Check most commentaries and they'll tell you that Jesus' teaching about not throwing your pearls before swine has nothing to do with what he just got through saying about not judging others. One moment he's saying, "Don't judge" and now suddenly he's saying, "Don't throw your pearls before swine." Supposedly this is just some random saying thrown into the mix of Jesus' wise sayings kind of like the Book of Proverbs.
I don't know. My default position is to assume that Jesus doesn't suffer from ADD and doesn't just let random thoughts pop out of his mouth because he happened to see some mangy animals wander by as he was teaching. "So if you don't wish to judge your brother you should first take the log out of your own eye, blah, blah . . . Hey, look at that dog and pig over there! That reminds me, don't give what's holy to dogs or cast your pearls before swine. Anyhow, as I was saying..."
The problem is how to connect up these teachings of Jesus. Here's my best shot at it. Jesus just finished saying that if you want to confront your brother about his sin without judging him, you'll have to deal with your own sin first. In other words, it's going to cost you some. You'll have to humble yourself, take a good look at your own heart, and be unsparing on yourself if you want to be rid of the log in your own eye. It might occur to you that maybe your brother isn't worth the trouble. Maybe you shouldn't bother to put yourself through all that and you should just keep silent. But if that's a brother in the faith you want to help, you will take the trouble because you love him. You're fellow sojourners in the faith, right? You are your brother's keeper.
By contrast do you have the same obligation to those with whom you share no common faith? In Jesus' day the Gentiles were referred to as dogs, godless unbelievers who were outside the covenant. In Matthew 15:26 there is the story where Jesus told the Syrophoenician woman "It is not good to take the children's bread and throw it to the dogs." The Jews, God's covenant people, are referred to as "children" and "brothers" and all sorts of family-type names. But the Gentiles who are outsiders are called "dogs" or even "swine" since pigs are animals that the Jews detest for their filth.
It is one thing to go through the trouble of scouring your soul so that you can see clearly to remove a speck from a brother's eye. It's quite another to attempt to do the same for an unbeliever who has no interest getting specks, logs, two-by-fours, or what have you removed from their eye. A dog who roams wildly or a pig that wallows in the filth of sin may not want to be tamed or pulled out of the mud. Your good advice, your "pearls" as it were, would most likely be rejected and you yourself could wind up torn to pieces.
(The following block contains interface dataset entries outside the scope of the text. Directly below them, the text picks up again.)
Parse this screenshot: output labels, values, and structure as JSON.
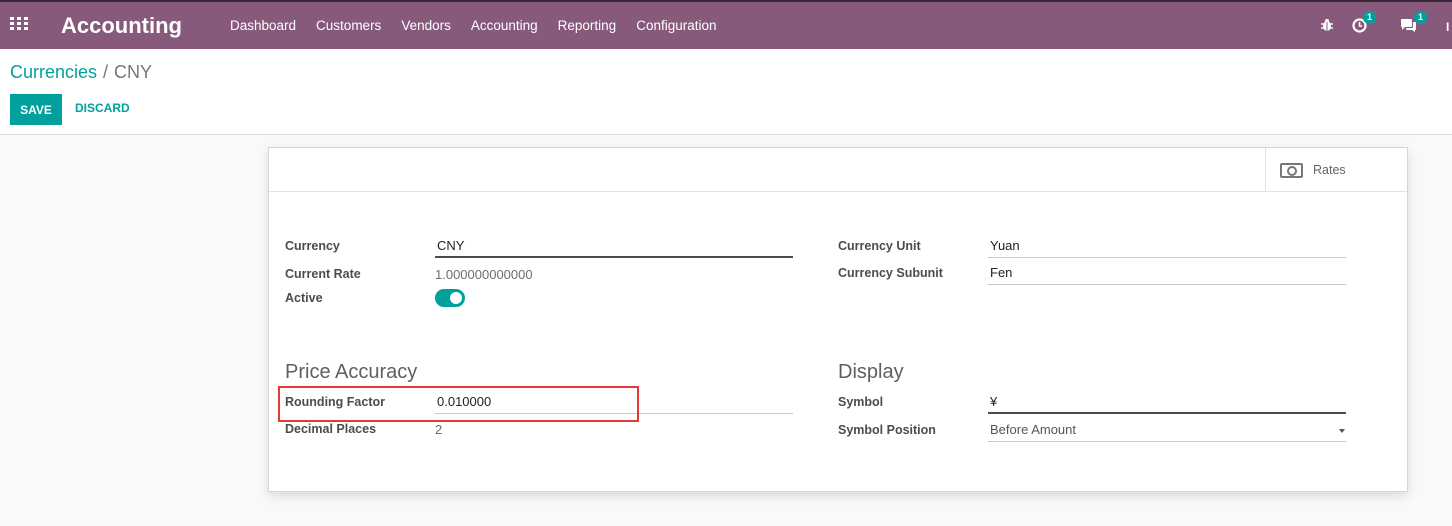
{
  "navbar": {
    "app_title": "Accounting",
    "menu": [
      "Dashboard",
      "Customers",
      "Vendors",
      "Accounting",
      "Reporting",
      "Configuration"
    ],
    "activities_count": "1",
    "messages_count": "1",
    "user_initial_truncated": "I"
  },
  "breadcrumb": {
    "parent": "Currencies",
    "separator": "/",
    "current": "CNY"
  },
  "actions": {
    "save": "SAVE",
    "discard": "DISCARD"
  },
  "smart_buttons": {
    "rates": "Rates"
  },
  "form": {
    "currency_label": "Currency",
    "currency_value": "CNY",
    "current_rate_label": "Current Rate",
    "current_rate_value": "1.000000000000",
    "active_label": "Active",
    "active_value": true,
    "currency_unit_label": "Currency Unit",
    "currency_unit_value": "Yuan",
    "currency_subunit_label": "Currency Subunit",
    "currency_subunit_value": "Fen",
    "price_accuracy_title": "Price Accuracy",
    "rounding_factor_label": "Rounding Factor",
    "rounding_factor_value": "0.010000",
    "decimal_places_label": "Decimal Places",
    "decimal_places_value": "2",
    "display_title": "Display",
    "symbol_label": "Symbol",
    "symbol_value": "¥",
    "symbol_position_label": "Symbol Position",
    "symbol_position_value": "Before Amount"
  },
  "colors": {
    "navbar": "#875a7b",
    "accent": "#00a09d",
    "highlight_box": "#e53935"
  }
}
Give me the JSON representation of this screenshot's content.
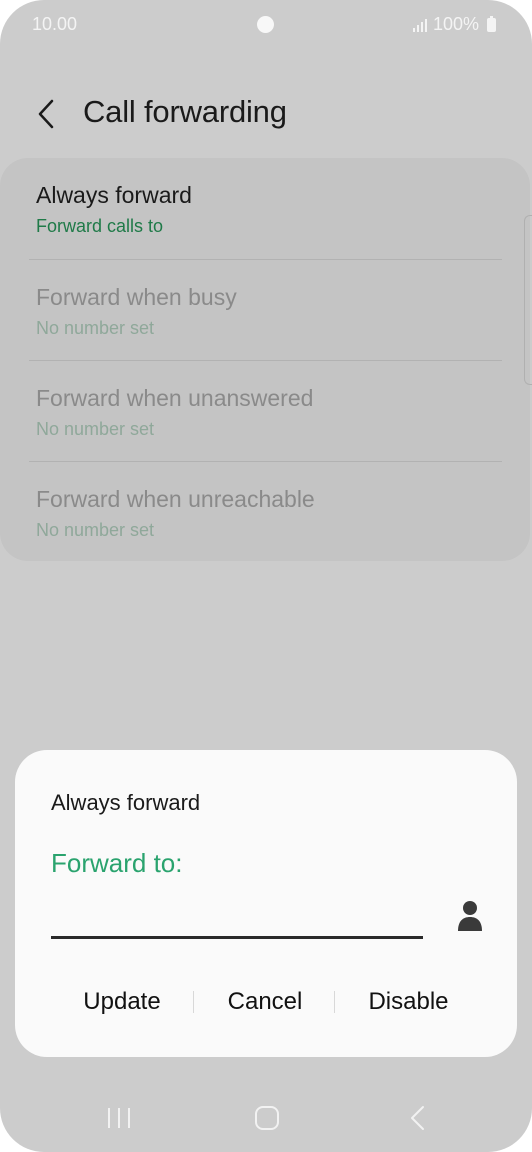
{
  "status_bar": {
    "time": "10.00",
    "battery_text": "100%"
  },
  "header": {
    "title": "Call forwarding"
  },
  "forwarding_options": [
    {
      "title": "Always forward",
      "subtitle": "Forward calls to"
    },
    {
      "title": "Forward when busy",
      "subtitle": "No number set"
    },
    {
      "title": "Forward when unanswered",
      "subtitle": "No number set"
    },
    {
      "title": "Forward when unreachable",
      "subtitle": "No number set"
    }
  ],
  "dialog": {
    "title": "Always forward",
    "field_label": "Forward to:",
    "input_value": "",
    "buttons": {
      "update": "Update",
      "cancel": "Cancel",
      "disable": "Disable"
    }
  },
  "colors": {
    "accent_green": "#2aa36e",
    "active_subtitle_green": "#1f7a48",
    "disabled_text": "#8a8a8a",
    "disabled_subtitle": "#8fa89a"
  },
  "icons": {
    "back": "back-arrow-icon",
    "contact": "contact-person-icon",
    "recents": "recent-apps-icon",
    "home": "home-icon",
    "nav_back": "nav-back-icon"
  }
}
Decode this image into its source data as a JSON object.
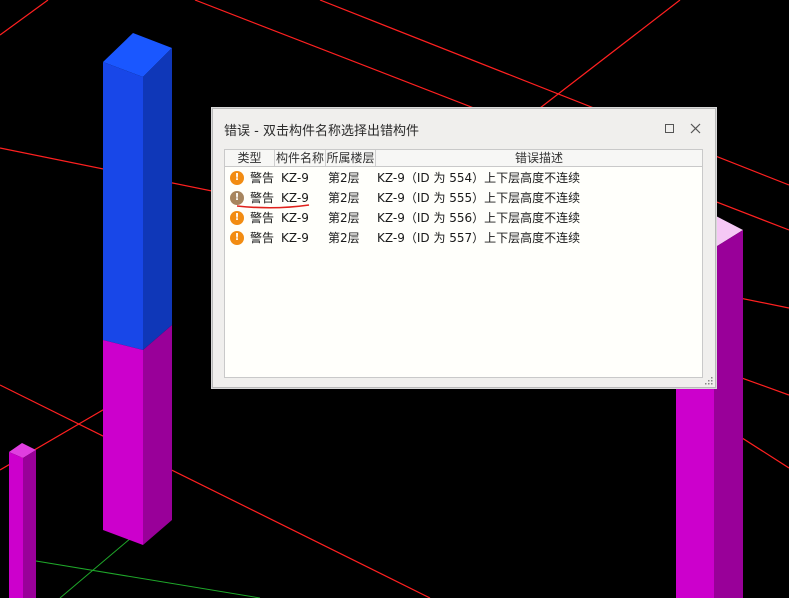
{
  "dialog": {
    "title": "错误 - 双击构件名称选择出错构件",
    "columns": {
      "type": "类型",
      "name": "构件名称",
      "floor": "所属楼层",
      "description": "错误描述"
    },
    "rows": [
      {
        "type": "警告",
        "name": "KZ-9",
        "floor": "第2层",
        "description": "KZ-9（ID 为 554）上下层高度不连续"
      },
      {
        "type": "警告",
        "name": "KZ-9",
        "floor": "第2层",
        "description": "KZ-9（ID 为 555）上下层高度不连续"
      },
      {
        "type": "警告",
        "name": "KZ-9",
        "floor": "第2层",
        "description": "KZ-9（ID 为 556）上下层高度不连续"
      },
      {
        "type": "警告",
        "name": "KZ-9",
        "floor": "第2层",
        "description": "KZ-9（ID 为 557）上下层高度不连续"
      }
    ],
    "warning_icon": "exclamation-circle-icon",
    "colors": {
      "warning_icon": "#f28c13",
      "warning_icon_selected": "#a7855f",
      "annotation_underline": "#e0201b"
    }
  },
  "scene": {
    "colors": {
      "background": "#000000",
      "grid_line_red": "#ff2020",
      "grid_line_green": "#1fa82a",
      "column_blue": "#1a4de0",
      "column_magenta": "#cc00cc"
    }
  }
}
Most of us have even experienced this when we have tried in our misguided ways to evangelize. Confronting unbelievers about their sin never comes off to them as being "loving" no matter how much we may protest about our good intentions. They only feel judged and patronized and attacked, so they will feel justified in attacking back. That's why Jesus says: save it. You have no obligation to give your pearls to that type of person. "But a natural man does not accept the things of the Spirit of God, for they are foolishness to him, and he cannot understand them because they are spiritually appraised" (1 Cor. 2:14).